» **Task prompt**
Reproduce the entries word for word but drop every picture.

========

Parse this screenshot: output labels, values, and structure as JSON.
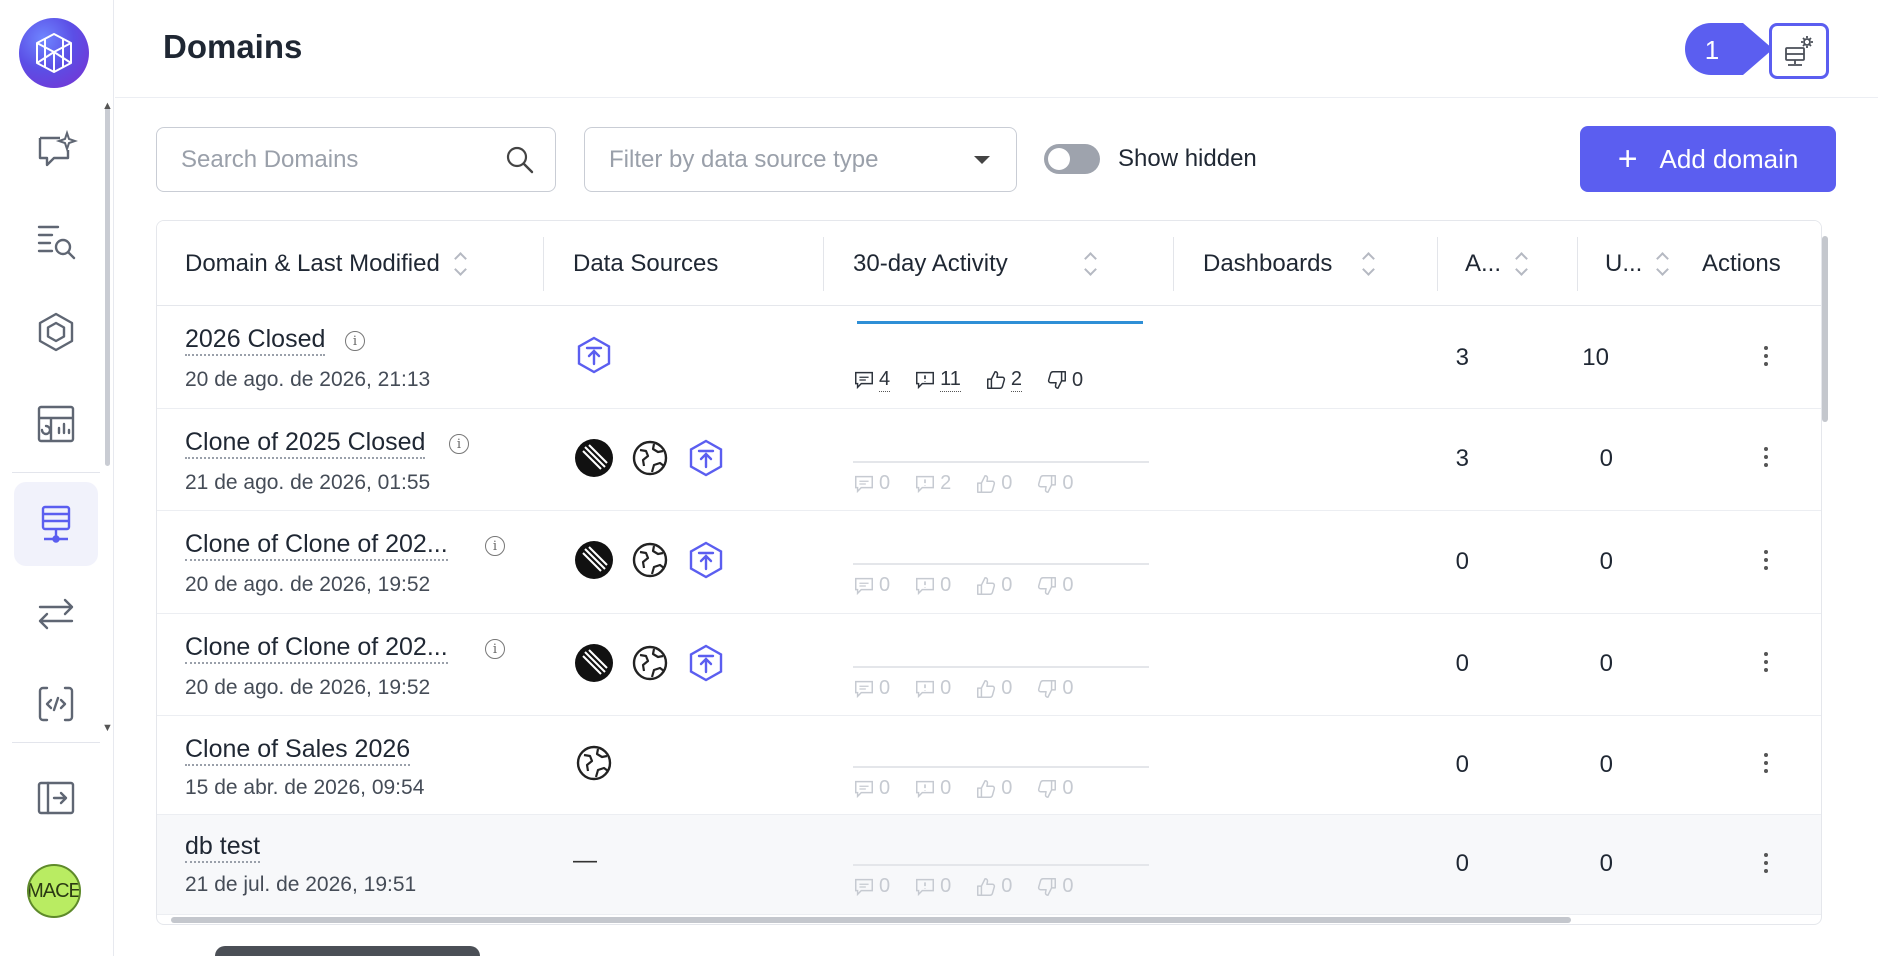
{
  "header": {
    "title": "Domains",
    "step_number": "1"
  },
  "toolbar": {
    "search_placeholder": "Search Domains",
    "filter_placeholder": "Filter by data source type",
    "show_hidden_label": "Show hidden",
    "add_domain_label": "Add domain"
  },
  "sidebar": {
    "avatar_text": "MACE"
  },
  "table": {
    "columns": [
      "Domain & Last Modified",
      "Data Sources",
      "30-day Activity",
      "Dashboards",
      "A...",
      "U...",
      "Actions"
    ],
    "rows": [
      {
        "name": "2026 Closed",
        "date": "20 de ago. de 2026, 21:13",
        "comments": "4",
        "flags": "11",
        "likes": "2",
        "dislikes": "0",
        "dashboards": "3",
        "a": "10",
        "dash_placeholder": ""
      },
      {
        "name": "Clone of 2025 Closed",
        "date": "21 de ago. de 2026, 01:55",
        "comments": "0",
        "flags": "2",
        "likes": "0",
        "dislikes": "0",
        "dashboards": "3",
        "a": "0",
        "dash_placeholder": ""
      },
      {
        "name": "Clone of Clone of 202...",
        "date": "20 de ago. de 2026, 19:52",
        "comments": "0",
        "flags": "0",
        "likes": "0",
        "dislikes": "0",
        "dashboards": "0",
        "a": "0",
        "dash_placeholder": ""
      },
      {
        "name": "Clone of Clone of 202...",
        "date": "20 de ago. de 2026, 19:52",
        "comments": "0",
        "flags": "0",
        "likes": "0",
        "dislikes": "0",
        "dashboards": "0",
        "a": "0",
        "dash_placeholder": ""
      },
      {
        "name": "Clone of Sales 2026",
        "date": "15 de abr. de 2026, 09:54",
        "comments": "0",
        "flags": "0",
        "likes": "0",
        "dislikes": "0",
        "dashboards": "0",
        "a": "0",
        "dash_placeholder": ""
      },
      {
        "name": "db test",
        "date": "21 de jul. de 2026, 19:51",
        "comments": "0",
        "flags": "0",
        "likes": "0",
        "dislikes": "0",
        "dashboards": "0",
        "a": "0",
        "dash_placeholder": "—"
      }
    ]
  },
  "colors": {
    "accent": "#5b5ef0",
    "sparkline": "#2f8fd6"
  }
}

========

» **Solution**
Parse this screenshot: output labels, values, and structure as JSON.
{
  "header": {
    "title": "Domains",
    "step_number": "1"
  },
  "toolbar": {
    "search_placeholder": "Search Domains",
    "filter_placeholder": "Filter by data source type",
    "show_hidden_label": "Show hidden",
    "add_domain_label": "Add domain"
  },
  "sidebar": {
    "avatar_text": "MACE"
  },
  "table": {
    "columns": [
      "Domain & Last Modified",
      "Data Sources",
      "30-day Activity",
      "Dashboards",
      "A...",
      "U...",
      "Actions"
    ],
    "rows": [
      {
        "name": "2026 Closed",
        "date": "20 de ago. de 2026, 21:13",
        "comments": "4",
        "flags": "11",
        "likes": "2",
        "dislikes": "0",
        "dashboards": "3",
        "a": "10",
        "dash_placeholder": ""
      },
      {
        "name": "Clone of 2025 Closed",
        "date": "21 de ago. de 2026, 01:55",
        "comments": "0",
        "flags": "2",
        "likes": "0",
        "dislikes": "0",
        "dashboards": "3",
        "a": "0",
        "dash_placeholder": ""
      },
      {
        "name": "Clone of Clone of 202...",
        "date": "20 de ago. de 2026, 19:52",
        "comments": "0",
        "flags": "0",
        "likes": "0",
        "dislikes": "0",
        "dashboards": "0",
        "a": "0",
        "dash_placeholder": ""
      },
      {
        "name": "Clone of Clone of 202...",
        "date": "20 de ago. de 2026, 19:52",
        "comments": "0",
        "flags": "0",
        "likes": "0",
        "dislikes": "0",
        "dashboards": "0",
        "a": "0",
        "dash_placeholder": ""
      },
      {
        "name": "Clone of Sales 2026",
        "date": "15 de abr. de 2026, 09:54",
        "comments": "0",
        "flags": "0",
        "likes": "0",
        "dislikes": "0",
        "dashboards": "0",
        "a": "0",
        "dash_placeholder": ""
      },
      {
        "name": "db test",
        "date": "21 de jul. de 2026, 19:51",
        "comments": "0",
        "flags": "0",
        "likes": "0",
        "dislikes": "0",
        "dashboards": "0",
        "a": "0",
        "dash_placeholder": "—"
      }
    ]
  },
  "colors": {
    "accent": "#5b5ef0",
    "sparkline": "#2f8fd6"
  }
}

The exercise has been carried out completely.